  23. Bostrom J, Sweeney G, Whiteson J, Dodson JA. Mobile health and cardiac rehabilitation in older adults. Clin Cardiol 2020 Feb;43(2):118-126 [FREE Full text] [CrossRef] [Medline]
  24. Vaportzis E, Clausen MG, Gow AJ. Older adults' perceptions of technology and barriers to interacting with tablet computers: a focus group study. Front Psychol 2017 Oct 04;8:1687 [FREE Full text] [CrossRef] [Medline]
  25. Walli-Attaei M, Joseph P, Rosengren A, Chow CK, Rangarajan S, Lear SA, et al. Variations between women and men in risk factors, treatments, cardiovascular disease incidence, and death in 27 high-income, middle-income, and low-income countries (PURE): a prospective cohort study. The Lancet 2020 Oct;396(10244):97-109. [CrossRef]

CR: cardiac rehabilitation
MET: metabolic equivalent of task
RCR: remote cardiac rehabilitation

Edited by T Leung; submitted 31.01.22; peer-reviewed by R Boumans, C Lavie; comments to author 28.06.22; revised version received 11.07.22; accepted 19.08.22; published 16.11.22


©Irene Nabutovsky, Daniel Breitner, Alexis Heller, Mickey Scheinowitz, Yarin Klempfner, Robert Klempfner. Originally published in JMIR Cardio (, 16.11.2022.

This is an open-access article distributed under the terms of the Creative Commons Attribution License (, which permits unrestricted use, distribution, and reproduction in any medium, provided the original work, first published in JMIR Cardio, is properly cited.
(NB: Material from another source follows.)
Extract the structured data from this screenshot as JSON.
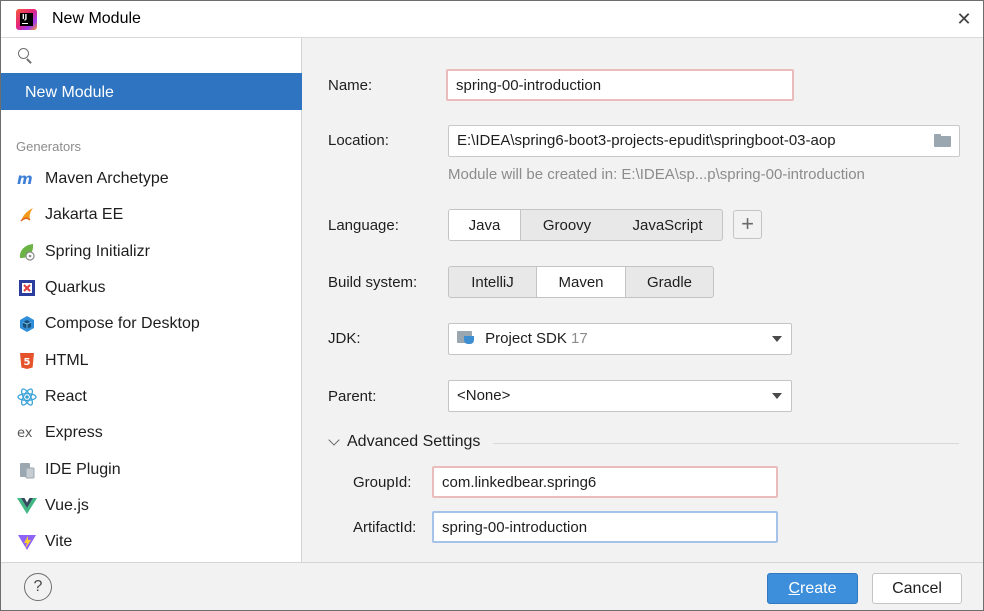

The complete bibliographic information, a link to the original publication on, as well as this copyright and license information must be included.